Records from a data source:
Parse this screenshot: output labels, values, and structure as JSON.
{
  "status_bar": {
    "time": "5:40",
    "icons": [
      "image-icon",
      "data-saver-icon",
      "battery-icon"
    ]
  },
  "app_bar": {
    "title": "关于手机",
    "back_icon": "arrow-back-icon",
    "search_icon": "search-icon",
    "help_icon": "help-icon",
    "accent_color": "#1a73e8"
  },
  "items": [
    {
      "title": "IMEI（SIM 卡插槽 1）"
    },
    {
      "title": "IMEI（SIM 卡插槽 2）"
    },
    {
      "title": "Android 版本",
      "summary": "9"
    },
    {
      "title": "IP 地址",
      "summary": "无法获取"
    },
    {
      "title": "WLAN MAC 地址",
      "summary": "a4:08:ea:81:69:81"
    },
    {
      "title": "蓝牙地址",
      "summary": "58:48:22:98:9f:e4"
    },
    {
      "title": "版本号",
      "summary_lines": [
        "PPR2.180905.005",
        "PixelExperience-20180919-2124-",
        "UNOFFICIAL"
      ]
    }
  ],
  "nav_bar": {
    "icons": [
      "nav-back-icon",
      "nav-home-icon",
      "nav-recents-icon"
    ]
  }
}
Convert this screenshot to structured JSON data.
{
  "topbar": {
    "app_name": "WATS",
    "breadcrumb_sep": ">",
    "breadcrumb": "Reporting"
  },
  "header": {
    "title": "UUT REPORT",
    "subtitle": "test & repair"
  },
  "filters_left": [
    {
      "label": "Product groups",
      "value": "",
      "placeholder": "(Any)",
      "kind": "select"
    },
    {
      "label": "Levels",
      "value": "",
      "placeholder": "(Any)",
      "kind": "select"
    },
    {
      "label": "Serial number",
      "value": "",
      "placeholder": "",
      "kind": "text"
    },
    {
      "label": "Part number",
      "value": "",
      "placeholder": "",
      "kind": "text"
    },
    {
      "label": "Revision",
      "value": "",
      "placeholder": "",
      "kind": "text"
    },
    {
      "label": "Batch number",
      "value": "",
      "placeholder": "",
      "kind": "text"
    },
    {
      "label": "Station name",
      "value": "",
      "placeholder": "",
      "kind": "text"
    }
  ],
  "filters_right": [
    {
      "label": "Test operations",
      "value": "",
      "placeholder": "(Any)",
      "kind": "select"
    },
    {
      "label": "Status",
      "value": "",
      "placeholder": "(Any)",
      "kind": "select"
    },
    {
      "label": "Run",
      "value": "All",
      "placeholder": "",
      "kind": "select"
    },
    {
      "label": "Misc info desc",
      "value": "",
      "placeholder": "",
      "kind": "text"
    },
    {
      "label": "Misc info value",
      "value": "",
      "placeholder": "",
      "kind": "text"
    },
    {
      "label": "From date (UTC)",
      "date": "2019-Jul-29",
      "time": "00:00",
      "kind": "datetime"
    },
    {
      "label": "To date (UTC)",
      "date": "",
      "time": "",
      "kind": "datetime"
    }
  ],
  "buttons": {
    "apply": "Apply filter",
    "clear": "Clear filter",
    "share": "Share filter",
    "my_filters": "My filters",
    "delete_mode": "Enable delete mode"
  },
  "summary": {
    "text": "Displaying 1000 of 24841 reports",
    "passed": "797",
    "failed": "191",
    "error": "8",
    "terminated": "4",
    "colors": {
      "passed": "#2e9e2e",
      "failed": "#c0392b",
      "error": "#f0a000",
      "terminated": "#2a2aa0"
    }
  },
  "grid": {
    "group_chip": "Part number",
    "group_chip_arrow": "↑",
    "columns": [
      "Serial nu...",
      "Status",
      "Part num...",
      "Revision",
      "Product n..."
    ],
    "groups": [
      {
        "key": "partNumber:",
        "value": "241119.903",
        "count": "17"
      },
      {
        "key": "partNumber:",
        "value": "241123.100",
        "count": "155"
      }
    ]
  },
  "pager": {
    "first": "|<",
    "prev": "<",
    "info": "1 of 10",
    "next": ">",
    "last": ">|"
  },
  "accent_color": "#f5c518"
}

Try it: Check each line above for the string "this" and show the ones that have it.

Final answer:
Parse this screenshot: output labels, values, and structure as JSON.
Convert this screenshot to structured JSON data.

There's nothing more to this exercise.